-- Opening Marker --
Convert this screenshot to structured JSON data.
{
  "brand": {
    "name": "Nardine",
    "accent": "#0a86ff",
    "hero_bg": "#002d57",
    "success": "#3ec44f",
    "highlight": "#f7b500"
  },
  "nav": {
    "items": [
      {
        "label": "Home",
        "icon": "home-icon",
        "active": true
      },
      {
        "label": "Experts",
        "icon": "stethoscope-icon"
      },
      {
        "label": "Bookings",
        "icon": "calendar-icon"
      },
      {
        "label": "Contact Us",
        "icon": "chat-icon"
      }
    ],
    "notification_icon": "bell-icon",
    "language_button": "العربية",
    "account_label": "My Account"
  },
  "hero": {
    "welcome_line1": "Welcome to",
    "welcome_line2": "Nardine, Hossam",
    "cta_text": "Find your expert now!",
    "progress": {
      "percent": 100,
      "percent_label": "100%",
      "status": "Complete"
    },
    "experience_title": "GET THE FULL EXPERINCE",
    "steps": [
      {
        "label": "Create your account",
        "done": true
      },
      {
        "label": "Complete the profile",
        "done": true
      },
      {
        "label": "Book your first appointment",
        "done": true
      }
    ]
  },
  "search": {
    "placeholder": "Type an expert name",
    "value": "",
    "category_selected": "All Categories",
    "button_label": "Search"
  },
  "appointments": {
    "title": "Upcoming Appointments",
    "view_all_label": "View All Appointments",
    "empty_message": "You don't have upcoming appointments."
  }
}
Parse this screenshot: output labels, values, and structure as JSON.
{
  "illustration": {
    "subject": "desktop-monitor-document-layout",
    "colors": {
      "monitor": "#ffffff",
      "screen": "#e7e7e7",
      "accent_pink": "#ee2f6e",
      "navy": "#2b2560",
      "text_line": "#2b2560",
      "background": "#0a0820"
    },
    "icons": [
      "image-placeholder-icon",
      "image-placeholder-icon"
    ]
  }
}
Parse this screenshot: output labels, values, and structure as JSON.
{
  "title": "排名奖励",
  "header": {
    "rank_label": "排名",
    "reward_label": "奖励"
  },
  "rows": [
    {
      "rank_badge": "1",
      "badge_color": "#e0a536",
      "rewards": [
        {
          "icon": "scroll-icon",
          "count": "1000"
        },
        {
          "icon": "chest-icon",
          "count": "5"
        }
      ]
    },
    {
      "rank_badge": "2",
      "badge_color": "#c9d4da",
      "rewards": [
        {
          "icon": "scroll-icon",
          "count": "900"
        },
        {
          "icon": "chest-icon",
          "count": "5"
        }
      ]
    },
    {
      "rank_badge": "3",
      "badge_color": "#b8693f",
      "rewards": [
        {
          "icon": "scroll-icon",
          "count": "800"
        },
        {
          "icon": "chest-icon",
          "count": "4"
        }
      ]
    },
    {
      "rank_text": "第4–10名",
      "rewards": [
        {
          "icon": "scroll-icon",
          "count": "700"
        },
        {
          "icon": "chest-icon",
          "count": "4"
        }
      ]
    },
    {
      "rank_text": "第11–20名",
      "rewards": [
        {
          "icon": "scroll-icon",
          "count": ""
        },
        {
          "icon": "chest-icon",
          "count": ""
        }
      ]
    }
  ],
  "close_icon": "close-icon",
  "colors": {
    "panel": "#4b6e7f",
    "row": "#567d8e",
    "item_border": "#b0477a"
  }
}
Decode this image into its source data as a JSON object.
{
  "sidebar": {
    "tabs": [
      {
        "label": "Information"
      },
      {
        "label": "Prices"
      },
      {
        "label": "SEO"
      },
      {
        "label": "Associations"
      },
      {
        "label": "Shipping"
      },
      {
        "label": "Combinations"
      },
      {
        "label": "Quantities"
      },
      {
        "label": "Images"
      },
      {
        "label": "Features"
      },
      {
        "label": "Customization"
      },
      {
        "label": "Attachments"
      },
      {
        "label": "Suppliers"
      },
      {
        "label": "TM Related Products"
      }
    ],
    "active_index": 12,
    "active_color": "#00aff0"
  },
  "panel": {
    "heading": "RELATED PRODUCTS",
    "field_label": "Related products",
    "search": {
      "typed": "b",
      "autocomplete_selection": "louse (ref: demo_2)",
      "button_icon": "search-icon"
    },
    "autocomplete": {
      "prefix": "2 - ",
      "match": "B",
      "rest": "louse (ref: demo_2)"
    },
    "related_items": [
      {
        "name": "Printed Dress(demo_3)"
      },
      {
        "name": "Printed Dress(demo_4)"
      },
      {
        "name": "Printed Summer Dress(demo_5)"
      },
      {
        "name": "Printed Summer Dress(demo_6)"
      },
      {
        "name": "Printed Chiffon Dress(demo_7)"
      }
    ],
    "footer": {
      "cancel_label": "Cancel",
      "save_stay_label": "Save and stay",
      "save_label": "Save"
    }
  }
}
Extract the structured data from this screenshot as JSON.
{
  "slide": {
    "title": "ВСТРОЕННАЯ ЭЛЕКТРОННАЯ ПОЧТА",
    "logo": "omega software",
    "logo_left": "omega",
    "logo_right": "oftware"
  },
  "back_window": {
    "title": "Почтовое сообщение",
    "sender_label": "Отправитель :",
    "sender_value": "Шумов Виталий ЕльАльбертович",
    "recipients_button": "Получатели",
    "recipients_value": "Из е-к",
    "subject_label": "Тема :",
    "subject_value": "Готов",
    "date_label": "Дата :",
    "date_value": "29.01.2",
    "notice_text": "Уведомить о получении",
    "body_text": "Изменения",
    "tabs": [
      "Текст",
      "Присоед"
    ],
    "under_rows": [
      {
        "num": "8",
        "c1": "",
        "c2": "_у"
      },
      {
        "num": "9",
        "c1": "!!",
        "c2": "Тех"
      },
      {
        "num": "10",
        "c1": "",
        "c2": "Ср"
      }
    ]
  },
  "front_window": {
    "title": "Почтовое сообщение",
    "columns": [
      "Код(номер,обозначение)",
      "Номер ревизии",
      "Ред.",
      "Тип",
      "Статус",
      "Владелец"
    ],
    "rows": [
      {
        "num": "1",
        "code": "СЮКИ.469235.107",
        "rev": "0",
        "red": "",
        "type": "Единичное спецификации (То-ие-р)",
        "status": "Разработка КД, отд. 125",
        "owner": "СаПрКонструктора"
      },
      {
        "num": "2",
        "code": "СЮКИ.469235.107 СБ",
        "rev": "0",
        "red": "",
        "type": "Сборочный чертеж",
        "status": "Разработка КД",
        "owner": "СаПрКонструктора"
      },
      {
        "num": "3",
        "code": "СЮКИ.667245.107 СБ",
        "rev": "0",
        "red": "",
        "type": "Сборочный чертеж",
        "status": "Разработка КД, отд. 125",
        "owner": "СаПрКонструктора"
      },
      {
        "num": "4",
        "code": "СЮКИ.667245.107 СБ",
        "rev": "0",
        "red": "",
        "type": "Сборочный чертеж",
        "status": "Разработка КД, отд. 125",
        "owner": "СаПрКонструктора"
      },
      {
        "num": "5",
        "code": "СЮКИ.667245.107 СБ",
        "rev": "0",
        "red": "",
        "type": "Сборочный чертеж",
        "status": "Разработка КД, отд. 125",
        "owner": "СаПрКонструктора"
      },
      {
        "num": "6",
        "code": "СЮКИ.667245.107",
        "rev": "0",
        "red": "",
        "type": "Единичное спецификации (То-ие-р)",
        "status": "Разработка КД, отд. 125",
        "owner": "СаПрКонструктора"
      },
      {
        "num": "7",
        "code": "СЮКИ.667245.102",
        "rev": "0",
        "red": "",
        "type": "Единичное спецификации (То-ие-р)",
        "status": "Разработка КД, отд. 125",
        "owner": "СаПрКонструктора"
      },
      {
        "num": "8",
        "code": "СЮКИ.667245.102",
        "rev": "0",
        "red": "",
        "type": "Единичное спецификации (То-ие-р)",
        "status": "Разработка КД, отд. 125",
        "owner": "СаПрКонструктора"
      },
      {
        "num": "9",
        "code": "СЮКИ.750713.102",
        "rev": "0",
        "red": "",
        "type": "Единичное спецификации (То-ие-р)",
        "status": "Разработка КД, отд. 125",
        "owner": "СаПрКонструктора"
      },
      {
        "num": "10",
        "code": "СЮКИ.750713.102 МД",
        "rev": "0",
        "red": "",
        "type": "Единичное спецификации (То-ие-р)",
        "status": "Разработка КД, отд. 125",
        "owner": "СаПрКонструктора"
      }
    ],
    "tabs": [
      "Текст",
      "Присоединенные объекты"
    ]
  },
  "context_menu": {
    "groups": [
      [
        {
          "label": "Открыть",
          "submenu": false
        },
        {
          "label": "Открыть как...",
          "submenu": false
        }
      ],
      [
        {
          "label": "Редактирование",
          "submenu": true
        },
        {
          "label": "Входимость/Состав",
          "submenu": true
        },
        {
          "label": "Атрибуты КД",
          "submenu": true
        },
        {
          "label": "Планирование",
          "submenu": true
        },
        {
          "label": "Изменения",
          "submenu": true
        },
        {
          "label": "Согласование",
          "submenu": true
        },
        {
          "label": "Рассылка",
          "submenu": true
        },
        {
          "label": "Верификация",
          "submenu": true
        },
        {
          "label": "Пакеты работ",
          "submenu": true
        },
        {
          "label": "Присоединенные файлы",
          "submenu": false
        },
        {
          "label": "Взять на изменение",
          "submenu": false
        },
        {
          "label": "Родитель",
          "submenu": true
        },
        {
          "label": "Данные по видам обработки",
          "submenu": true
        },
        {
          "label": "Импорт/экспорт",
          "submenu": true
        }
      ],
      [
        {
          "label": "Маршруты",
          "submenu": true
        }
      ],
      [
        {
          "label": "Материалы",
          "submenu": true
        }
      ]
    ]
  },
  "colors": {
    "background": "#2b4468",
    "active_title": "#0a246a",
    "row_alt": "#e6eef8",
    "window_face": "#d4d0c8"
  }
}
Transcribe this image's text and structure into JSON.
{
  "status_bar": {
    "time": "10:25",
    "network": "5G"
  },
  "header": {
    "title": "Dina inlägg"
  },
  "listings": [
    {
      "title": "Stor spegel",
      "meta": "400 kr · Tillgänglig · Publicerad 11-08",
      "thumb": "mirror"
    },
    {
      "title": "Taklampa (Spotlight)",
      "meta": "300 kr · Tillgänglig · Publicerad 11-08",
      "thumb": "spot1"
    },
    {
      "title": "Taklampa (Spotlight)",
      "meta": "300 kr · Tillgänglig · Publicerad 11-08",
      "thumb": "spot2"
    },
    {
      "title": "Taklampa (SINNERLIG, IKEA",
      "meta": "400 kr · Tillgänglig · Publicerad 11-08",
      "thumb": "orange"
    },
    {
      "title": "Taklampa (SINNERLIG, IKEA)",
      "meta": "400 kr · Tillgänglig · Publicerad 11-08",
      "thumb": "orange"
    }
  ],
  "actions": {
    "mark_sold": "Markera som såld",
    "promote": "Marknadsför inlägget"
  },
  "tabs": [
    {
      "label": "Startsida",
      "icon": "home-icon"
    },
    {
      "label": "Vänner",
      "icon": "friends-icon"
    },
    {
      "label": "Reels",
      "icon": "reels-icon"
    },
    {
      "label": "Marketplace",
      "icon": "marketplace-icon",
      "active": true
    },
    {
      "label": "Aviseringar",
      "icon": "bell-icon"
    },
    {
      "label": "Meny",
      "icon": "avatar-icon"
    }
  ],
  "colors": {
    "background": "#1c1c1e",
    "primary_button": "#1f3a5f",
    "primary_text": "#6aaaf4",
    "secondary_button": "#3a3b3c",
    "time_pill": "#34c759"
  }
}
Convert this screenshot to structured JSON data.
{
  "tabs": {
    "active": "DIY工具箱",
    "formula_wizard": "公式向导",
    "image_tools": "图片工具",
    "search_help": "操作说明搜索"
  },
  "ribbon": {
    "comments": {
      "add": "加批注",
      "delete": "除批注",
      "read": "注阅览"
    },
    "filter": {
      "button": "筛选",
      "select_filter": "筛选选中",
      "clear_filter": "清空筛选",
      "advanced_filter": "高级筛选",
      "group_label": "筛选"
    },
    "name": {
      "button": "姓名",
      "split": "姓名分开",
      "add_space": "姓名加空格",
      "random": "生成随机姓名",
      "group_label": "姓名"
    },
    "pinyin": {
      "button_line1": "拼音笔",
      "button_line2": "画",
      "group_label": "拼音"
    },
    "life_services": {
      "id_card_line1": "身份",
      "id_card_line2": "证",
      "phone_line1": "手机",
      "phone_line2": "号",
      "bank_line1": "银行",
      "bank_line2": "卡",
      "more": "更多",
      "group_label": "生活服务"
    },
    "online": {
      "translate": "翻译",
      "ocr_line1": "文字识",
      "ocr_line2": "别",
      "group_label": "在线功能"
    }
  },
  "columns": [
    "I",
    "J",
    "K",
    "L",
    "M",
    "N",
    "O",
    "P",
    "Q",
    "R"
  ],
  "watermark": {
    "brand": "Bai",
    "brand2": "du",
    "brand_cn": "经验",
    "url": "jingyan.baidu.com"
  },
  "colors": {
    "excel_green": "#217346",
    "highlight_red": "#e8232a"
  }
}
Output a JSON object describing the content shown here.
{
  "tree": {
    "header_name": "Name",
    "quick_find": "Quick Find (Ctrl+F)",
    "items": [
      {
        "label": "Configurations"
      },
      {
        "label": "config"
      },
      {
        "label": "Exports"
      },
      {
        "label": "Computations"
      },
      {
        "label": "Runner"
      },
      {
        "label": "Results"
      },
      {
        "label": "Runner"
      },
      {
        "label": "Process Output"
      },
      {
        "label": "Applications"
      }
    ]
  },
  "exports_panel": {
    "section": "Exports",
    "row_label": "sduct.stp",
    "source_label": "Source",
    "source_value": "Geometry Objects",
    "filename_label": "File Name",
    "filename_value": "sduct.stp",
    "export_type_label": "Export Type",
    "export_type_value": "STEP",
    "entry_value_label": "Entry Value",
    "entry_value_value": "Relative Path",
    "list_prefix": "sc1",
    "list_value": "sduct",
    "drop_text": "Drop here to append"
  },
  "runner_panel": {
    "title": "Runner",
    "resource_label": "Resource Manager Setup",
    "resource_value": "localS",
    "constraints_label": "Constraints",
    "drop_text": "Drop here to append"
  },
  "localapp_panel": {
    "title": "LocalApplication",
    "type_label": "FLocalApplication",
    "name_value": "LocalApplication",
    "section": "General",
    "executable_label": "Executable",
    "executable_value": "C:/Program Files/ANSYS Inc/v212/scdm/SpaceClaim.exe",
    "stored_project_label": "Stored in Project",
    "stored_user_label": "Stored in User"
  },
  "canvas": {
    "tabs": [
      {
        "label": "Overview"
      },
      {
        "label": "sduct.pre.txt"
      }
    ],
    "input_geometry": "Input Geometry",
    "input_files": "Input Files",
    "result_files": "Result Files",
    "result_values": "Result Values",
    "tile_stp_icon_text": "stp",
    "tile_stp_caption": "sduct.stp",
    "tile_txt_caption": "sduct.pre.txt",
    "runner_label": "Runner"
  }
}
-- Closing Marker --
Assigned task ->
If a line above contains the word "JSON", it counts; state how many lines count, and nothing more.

Response for this exercise ->
8